Once you've got the signal to go, you want to feed in the throttle and gradually release the clutch so that your bike stays at the launch rpm until road speed matches the engine speed. At that point, you should have the clutch out and be on the way to full throttle. Smaller bikes will require a lot of throttle and a lot of clutch slip, whereas on bigger bikes you will have the clutch out before you're at half throttle in general. Experienced riders will want to work toward using full throttle right from the start, even on a big bike, and using only the clutch to modulate the power delivery. If the front end comes up or the rear tire starts to spin, keep that in check by pulling the clutch in a tad rather than backing out of the throttle. Closing the throttle will drop the revs enough that it will be difficult to recover, whereas pulling the clutch in keeps the engine spinning hard for when you have things back under control. Many riders keep the throttle steady through the whole sequence until it's time to shift to second gear, but keep feeding in the throttle once the clutch is out until it's at the stop. On a big bike that still has lots of speed in first gear to go even after the clutch is out, there's lots of time to be made and you'll see this in the 120-foot times as opposed to the often-studied 60-foot times.

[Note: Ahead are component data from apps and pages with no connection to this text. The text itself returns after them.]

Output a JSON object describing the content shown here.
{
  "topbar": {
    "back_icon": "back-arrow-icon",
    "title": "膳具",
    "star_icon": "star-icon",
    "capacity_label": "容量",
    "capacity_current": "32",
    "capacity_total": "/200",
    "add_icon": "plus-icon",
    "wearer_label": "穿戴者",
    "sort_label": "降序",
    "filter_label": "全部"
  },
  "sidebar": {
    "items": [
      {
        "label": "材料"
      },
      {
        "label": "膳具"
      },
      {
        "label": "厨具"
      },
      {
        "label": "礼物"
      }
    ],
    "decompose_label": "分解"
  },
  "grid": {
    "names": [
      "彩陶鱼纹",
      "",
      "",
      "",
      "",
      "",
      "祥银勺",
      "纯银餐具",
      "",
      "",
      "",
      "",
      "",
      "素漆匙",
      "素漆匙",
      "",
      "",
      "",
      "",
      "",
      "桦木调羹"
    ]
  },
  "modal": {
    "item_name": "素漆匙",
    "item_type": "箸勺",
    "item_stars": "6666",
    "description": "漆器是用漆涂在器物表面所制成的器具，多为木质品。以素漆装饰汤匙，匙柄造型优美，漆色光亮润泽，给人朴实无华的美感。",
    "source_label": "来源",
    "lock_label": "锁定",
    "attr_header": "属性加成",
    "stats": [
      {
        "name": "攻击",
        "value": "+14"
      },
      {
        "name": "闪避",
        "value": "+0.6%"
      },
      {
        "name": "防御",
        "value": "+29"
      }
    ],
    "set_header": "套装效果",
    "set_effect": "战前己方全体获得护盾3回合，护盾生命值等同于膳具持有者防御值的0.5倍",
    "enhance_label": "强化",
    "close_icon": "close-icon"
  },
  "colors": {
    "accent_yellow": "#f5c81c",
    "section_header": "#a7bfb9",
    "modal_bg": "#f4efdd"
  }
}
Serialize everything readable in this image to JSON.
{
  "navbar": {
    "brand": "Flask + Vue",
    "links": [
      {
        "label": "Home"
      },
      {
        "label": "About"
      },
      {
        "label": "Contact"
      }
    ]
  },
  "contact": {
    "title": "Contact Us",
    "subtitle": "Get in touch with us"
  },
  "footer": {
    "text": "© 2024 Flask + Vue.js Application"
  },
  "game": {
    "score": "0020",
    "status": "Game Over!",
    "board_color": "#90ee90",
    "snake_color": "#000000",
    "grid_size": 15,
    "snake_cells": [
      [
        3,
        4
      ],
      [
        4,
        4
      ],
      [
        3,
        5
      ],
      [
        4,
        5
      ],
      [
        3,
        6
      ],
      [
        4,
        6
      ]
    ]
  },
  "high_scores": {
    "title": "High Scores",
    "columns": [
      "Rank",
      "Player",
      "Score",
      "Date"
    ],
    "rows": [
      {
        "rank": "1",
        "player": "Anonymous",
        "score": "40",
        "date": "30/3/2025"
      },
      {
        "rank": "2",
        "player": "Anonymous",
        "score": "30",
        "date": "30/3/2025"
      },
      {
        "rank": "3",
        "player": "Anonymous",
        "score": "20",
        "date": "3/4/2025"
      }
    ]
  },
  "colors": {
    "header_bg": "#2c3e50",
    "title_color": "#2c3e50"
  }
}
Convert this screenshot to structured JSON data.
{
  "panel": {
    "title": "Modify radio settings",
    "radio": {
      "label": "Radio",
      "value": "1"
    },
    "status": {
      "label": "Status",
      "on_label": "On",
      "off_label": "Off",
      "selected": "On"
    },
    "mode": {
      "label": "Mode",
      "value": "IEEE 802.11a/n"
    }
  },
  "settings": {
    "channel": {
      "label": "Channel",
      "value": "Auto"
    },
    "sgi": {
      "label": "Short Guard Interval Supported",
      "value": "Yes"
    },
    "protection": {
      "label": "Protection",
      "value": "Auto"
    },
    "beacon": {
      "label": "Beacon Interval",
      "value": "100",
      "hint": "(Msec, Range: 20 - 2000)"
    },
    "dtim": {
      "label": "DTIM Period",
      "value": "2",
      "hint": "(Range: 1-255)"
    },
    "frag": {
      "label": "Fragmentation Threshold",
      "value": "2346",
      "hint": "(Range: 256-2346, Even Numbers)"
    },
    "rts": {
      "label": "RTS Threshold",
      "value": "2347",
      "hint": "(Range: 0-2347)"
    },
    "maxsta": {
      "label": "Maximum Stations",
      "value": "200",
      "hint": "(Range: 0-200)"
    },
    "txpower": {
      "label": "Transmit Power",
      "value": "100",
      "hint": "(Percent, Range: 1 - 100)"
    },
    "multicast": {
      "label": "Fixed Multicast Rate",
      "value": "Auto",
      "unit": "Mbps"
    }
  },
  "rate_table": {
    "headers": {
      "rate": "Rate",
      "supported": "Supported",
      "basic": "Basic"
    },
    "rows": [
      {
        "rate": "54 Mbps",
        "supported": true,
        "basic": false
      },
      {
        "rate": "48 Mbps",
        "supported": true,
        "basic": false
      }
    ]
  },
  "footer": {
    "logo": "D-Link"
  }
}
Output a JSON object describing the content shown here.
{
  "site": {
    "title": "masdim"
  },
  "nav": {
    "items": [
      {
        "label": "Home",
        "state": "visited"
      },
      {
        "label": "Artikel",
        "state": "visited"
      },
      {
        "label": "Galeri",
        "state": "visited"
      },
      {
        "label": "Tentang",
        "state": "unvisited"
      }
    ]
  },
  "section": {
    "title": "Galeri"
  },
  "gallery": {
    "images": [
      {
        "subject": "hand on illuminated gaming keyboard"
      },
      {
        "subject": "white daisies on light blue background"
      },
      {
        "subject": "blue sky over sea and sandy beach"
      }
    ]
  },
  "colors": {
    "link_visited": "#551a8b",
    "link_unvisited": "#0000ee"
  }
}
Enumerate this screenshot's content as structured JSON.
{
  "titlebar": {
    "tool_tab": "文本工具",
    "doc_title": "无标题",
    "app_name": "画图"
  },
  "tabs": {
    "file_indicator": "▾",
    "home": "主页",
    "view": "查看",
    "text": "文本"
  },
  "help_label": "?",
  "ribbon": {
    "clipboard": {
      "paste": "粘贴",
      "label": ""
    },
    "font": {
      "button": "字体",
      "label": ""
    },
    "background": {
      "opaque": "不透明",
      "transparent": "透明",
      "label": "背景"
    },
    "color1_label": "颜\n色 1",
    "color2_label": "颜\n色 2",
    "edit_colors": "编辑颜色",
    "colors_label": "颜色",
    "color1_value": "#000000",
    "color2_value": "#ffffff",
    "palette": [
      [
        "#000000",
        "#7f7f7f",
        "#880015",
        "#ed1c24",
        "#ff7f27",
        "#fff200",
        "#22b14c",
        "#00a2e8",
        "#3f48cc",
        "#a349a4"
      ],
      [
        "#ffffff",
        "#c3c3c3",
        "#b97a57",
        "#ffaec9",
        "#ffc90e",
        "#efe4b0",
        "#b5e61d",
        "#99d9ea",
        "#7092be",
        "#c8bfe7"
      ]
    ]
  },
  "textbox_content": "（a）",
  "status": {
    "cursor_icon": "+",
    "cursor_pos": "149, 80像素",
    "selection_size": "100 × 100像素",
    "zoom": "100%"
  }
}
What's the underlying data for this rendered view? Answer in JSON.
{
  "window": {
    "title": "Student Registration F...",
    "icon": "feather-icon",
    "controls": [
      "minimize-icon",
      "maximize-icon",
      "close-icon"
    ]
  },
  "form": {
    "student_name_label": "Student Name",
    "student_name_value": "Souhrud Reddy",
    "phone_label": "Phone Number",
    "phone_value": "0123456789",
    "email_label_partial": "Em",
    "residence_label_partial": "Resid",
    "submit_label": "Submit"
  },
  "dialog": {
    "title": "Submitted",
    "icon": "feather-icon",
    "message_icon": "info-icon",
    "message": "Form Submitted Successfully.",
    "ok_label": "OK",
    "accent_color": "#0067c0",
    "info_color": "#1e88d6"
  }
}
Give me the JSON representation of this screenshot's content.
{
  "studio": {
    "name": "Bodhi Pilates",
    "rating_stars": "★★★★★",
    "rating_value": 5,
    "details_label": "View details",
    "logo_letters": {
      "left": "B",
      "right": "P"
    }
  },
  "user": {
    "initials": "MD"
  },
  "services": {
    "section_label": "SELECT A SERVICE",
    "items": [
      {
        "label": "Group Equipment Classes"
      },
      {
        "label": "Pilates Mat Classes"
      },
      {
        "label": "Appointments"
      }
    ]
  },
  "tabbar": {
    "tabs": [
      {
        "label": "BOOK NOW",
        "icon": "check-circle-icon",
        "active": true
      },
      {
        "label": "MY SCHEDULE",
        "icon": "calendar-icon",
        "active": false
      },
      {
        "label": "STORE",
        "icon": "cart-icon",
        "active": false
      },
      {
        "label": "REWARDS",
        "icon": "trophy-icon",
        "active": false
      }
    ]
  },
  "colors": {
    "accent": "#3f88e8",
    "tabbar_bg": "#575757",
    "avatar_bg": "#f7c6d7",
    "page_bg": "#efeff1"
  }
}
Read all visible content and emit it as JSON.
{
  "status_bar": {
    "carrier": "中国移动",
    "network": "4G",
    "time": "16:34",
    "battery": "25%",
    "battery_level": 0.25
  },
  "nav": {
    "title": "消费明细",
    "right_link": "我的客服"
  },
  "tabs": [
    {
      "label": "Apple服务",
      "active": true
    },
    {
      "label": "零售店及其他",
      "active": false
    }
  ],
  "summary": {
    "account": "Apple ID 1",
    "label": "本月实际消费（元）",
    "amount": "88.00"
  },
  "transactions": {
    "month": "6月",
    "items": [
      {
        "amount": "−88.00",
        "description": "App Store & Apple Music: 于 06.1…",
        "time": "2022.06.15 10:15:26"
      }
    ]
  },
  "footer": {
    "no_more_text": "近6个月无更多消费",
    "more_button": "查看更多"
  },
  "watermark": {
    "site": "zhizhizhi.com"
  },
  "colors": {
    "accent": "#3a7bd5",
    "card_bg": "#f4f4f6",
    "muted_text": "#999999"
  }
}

This is what you should be looking at or feeling for: keep your engine spinning at the launch rpm as you gradually open the throttle and release the clutch. If the rpm drops too low, the engine will bog and ruin your launch. Too much rpm and the front end will come up.

Once the pass or race is over, analyze what happened at the start and change your launch rpm accordingly in 1000-rpm increments. If you felt the engine bogged or you needed too much clutch slip, bump the launch rpm up a step. If you fought a wheelie or tire spin, lower the rpm a notch. You can also make adjustments by changing the rate at which you let the clutch out, or the rate you opened the throttle; the two are not tied together, and you should experiment with varying both the clutch and throttle. Before the next run, know exactly what you plan on doing and run the scenario through your mind a few times, so that you're well prepared.

Every bike reacts differently leaving the line, and it's up to you to find the best combination of rpm, clutch slip and throttle opening so that you launch as hard as possible right from the instant the light turns or the flag drops. Again, practice makes perfect and we can't stress enough how much a night at the dragstrip pays off for a roadracer, or the benefits of visualization for this particular technique. The thrill of getting the holeshot at your big race or running your first nine-second pass is well worth the effort.